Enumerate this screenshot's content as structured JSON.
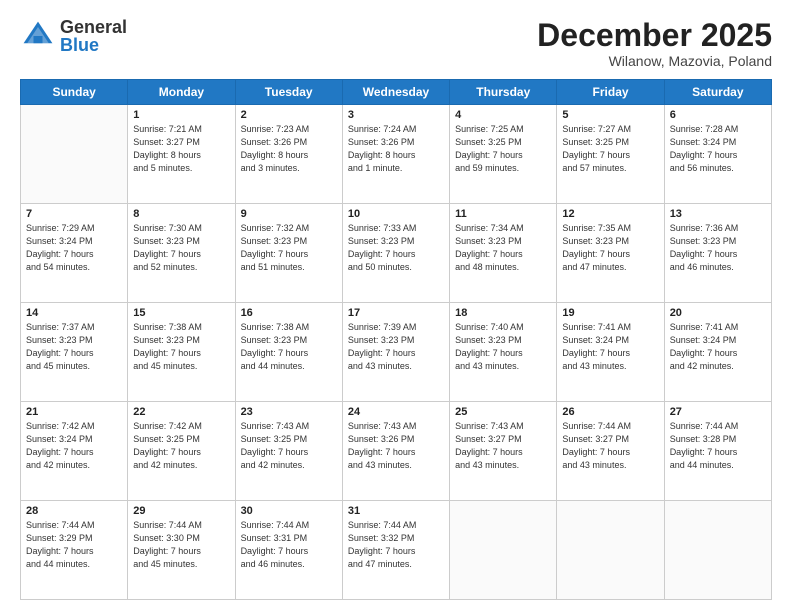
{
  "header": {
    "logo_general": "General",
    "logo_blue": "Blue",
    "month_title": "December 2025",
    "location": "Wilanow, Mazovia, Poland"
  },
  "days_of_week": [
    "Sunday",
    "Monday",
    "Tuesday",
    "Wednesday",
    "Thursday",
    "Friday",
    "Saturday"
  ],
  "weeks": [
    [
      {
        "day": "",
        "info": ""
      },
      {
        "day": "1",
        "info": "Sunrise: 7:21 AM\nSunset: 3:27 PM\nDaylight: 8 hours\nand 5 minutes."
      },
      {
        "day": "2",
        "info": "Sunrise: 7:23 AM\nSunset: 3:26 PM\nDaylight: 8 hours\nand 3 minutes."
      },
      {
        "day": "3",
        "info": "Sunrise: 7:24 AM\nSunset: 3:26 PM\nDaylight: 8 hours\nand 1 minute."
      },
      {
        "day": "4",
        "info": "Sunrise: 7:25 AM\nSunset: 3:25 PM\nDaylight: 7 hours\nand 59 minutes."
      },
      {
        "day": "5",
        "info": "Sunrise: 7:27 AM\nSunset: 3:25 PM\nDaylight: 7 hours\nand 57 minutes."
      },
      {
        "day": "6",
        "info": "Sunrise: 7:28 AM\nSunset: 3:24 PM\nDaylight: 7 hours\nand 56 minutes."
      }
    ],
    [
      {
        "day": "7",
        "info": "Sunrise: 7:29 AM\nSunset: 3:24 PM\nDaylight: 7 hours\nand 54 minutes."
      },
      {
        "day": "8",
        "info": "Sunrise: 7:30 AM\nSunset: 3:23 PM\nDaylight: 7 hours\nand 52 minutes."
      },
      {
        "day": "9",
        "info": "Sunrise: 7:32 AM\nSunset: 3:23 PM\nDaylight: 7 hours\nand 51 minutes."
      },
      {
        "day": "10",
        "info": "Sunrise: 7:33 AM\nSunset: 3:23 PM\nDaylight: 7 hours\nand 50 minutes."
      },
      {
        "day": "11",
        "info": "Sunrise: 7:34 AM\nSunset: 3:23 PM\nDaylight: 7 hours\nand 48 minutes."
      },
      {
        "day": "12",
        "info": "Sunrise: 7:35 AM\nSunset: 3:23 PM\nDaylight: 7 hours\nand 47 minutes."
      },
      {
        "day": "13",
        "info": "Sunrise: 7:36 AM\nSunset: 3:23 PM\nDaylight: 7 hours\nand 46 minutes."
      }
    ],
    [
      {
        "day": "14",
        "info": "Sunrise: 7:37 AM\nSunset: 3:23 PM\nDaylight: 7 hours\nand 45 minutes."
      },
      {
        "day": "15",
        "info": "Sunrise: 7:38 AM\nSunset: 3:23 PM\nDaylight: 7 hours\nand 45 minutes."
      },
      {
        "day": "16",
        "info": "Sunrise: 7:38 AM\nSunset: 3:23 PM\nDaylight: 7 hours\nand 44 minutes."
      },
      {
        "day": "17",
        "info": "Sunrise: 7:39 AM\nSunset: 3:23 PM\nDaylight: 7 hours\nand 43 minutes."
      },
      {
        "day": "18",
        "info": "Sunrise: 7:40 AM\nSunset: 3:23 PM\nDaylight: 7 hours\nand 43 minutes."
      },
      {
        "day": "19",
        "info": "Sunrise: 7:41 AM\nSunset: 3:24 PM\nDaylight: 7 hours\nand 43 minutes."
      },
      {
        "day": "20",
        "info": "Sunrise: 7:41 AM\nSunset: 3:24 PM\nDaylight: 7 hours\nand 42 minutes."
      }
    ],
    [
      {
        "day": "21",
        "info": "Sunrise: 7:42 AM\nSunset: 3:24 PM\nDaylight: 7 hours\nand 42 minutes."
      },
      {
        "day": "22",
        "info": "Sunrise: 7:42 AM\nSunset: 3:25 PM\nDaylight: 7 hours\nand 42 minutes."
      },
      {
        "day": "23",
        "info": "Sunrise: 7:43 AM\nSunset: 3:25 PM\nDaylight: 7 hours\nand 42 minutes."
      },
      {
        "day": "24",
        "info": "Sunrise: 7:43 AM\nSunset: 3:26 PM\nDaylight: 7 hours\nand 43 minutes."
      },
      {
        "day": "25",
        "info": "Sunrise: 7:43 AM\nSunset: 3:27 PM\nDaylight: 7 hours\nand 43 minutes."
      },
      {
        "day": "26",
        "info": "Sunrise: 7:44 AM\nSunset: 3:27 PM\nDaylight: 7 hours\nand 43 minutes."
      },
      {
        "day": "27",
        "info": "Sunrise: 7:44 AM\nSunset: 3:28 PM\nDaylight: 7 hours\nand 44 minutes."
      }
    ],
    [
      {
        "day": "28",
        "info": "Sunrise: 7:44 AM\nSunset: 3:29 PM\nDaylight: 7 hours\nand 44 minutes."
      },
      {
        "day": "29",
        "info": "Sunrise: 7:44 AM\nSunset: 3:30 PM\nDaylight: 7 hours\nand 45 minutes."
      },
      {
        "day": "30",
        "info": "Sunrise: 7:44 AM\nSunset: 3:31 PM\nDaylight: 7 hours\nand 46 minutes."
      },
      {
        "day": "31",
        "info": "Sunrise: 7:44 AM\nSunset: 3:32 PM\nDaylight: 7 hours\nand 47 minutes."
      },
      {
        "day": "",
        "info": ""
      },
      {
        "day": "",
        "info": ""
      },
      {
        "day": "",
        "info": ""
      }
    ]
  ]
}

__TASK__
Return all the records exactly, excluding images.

__RESPONSE FOR THIS EXERCISE__
Enumerate this screenshot's content as structured JSON.
{
  "header": {
    "logo_general": "General",
    "logo_blue": "Blue",
    "month_title": "December 2025",
    "location": "Wilanow, Mazovia, Poland"
  },
  "days_of_week": [
    "Sunday",
    "Monday",
    "Tuesday",
    "Wednesday",
    "Thursday",
    "Friday",
    "Saturday"
  ],
  "weeks": [
    [
      {
        "day": "",
        "info": ""
      },
      {
        "day": "1",
        "info": "Sunrise: 7:21 AM\nSunset: 3:27 PM\nDaylight: 8 hours\nand 5 minutes."
      },
      {
        "day": "2",
        "info": "Sunrise: 7:23 AM\nSunset: 3:26 PM\nDaylight: 8 hours\nand 3 minutes."
      },
      {
        "day": "3",
        "info": "Sunrise: 7:24 AM\nSunset: 3:26 PM\nDaylight: 8 hours\nand 1 minute."
      },
      {
        "day": "4",
        "info": "Sunrise: 7:25 AM\nSunset: 3:25 PM\nDaylight: 7 hours\nand 59 minutes."
      },
      {
        "day": "5",
        "info": "Sunrise: 7:27 AM\nSunset: 3:25 PM\nDaylight: 7 hours\nand 57 minutes."
      },
      {
        "day": "6",
        "info": "Sunrise: 7:28 AM\nSunset: 3:24 PM\nDaylight: 7 hours\nand 56 minutes."
      }
    ],
    [
      {
        "day": "7",
        "info": "Sunrise: 7:29 AM\nSunset: 3:24 PM\nDaylight: 7 hours\nand 54 minutes."
      },
      {
        "day": "8",
        "info": "Sunrise: 7:30 AM\nSunset: 3:23 PM\nDaylight: 7 hours\nand 52 minutes."
      },
      {
        "day": "9",
        "info": "Sunrise: 7:32 AM\nSunset: 3:23 PM\nDaylight: 7 hours\nand 51 minutes."
      },
      {
        "day": "10",
        "info": "Sunrise: 7:33 AM\nSunset: 3:23 PM\nDaylight: 7 hours\nand 50 minutes."
      },
      {
        "day": "11",
        "info": "Sunrise: 7:34 AM\nSunset: 3:23 PM\nDaylight: 7 hours\nand 48 minutes."
      },
      {
        "day": "12",
        "info": "Sunrise: 7:35 AM\nSunset: 3:23 PM\nDaylight: 7 hours\nand 47 minutes."
      },
      {
        "day": "13",
        "info": "Sunrise: 7:36 AM\nSunset: 3:23 PM\nDaylight: 7 hours\nand 46 minutes."
      }
    ],
    [
      {
        "day": "14",
        "info": "Sunrise: 7:37 AM\nSunset: 3:23 PM\nDaylight: 7 hours\nand 45 minutes."
      },
      {
        "day": "15",
        "info": "Sunrise: 7:38 AM\nSunset: 3:23 PM\nDaylight: 7 hours\nand 45 minutes."
      },
      {
        "day": "16",
        "info": "Sunrise: 7:38 AM\nSunset: 3:23 PM\nDaylight: 7 hours\nand 44 minutes."
      },
      {
        "day": "17",
        "info": "Sunrise: 7:39 AM\nSunset: 3:23 PM\nDaylight: 7 hours\nand 43 minutes."
      },
      {
        "day": "18",
        "info": "Sunrise: 7:40 AM\nSunset: 3:23 PM\nDaylight: 7 hours\nand 43 minutes."
      },
      {
        "day": "19",
        "info": "Sunrise: 7:41 AM\nSunset: 3:24 PM\nDaylight: 7 hours\nand 43 minutes."
      },
      {
        "day": "20",
        "info": "Sunrise: 7:41 AM\nSunset: 3:24 PM\nDaylight: 7 hours\nand 42 minutes."
      }
    ],
    [
      {
        "day": "21",
        "info": "Sunrise: 7:42 AM\nSunset: 3:24 PM\nDaylight: 7 hours\nand 42 minutes."
      },
      {
        "day": "22",
        "info": "Sunrise: 7:42 AM\nSunset: 3:25 PM\nDaylight: 7 hours\nand 42 minutes."
      },
      {
        "day": "23",
        "info": "Sunrise: 7:43 AM\nSunset: 3:25 PM\nDaylight: 7 hours\nand 42 minutes."
      },
      {
        "day": "24",
        "info": "Sunrise: 7:43 AM\nSunset: 3:26 PM\nDaylight: 7 hours\nand 43 minutes."
      },
      {
        "day": "25",
        "info": "Sunrise: 7:43 AM\nSunset: 3:27 PM\nDaylight: 7 hours\nand 43 minutes."
      },
      {
        "day": "26",
        "info": "Sunrise: 7:44 AM\nSunset: 3:27 PM\nDaylight: 7 hours\nand 43 minutes."
      },
      {
        "day": "27",
        "info": "Sunrise: 7:44 AM\nSunset: 3:28 PM\nDaylight: 7 hours\nand 44 minutes."
      }
    ],
    [
      {
        "day": "28",
        "info": "Sunrise: 7:44 AM\nSunset: 3:29 PM\nDaylight: 7 hours\nand 44 minutes."
      },
      {
        "day": "29",
        "info": "Sunrise: 7:44 AM\nSunset: 3:30 PM\nDaylight: 7 hours\nand 45 minutes."
      },
      {
        "day": "30",
        "info": "Sunrise: 7:44 AM\nSunset: 3:31 PM\nDaylight: 7 hours\nand 46 minutes."
      },
      {
        "day": "31",
        "info": "Sunrise: 7:44 AM\nSunset: 3:32 PM\nDaylight: 7 hours\nand 47 minutes."
      },
      {
        "day": "",
        "info": ""
      },
      {
        "day": "",
        "info": ""
      },
      {
        "day": "",
        "info": ""
      }
    ]
  ]
}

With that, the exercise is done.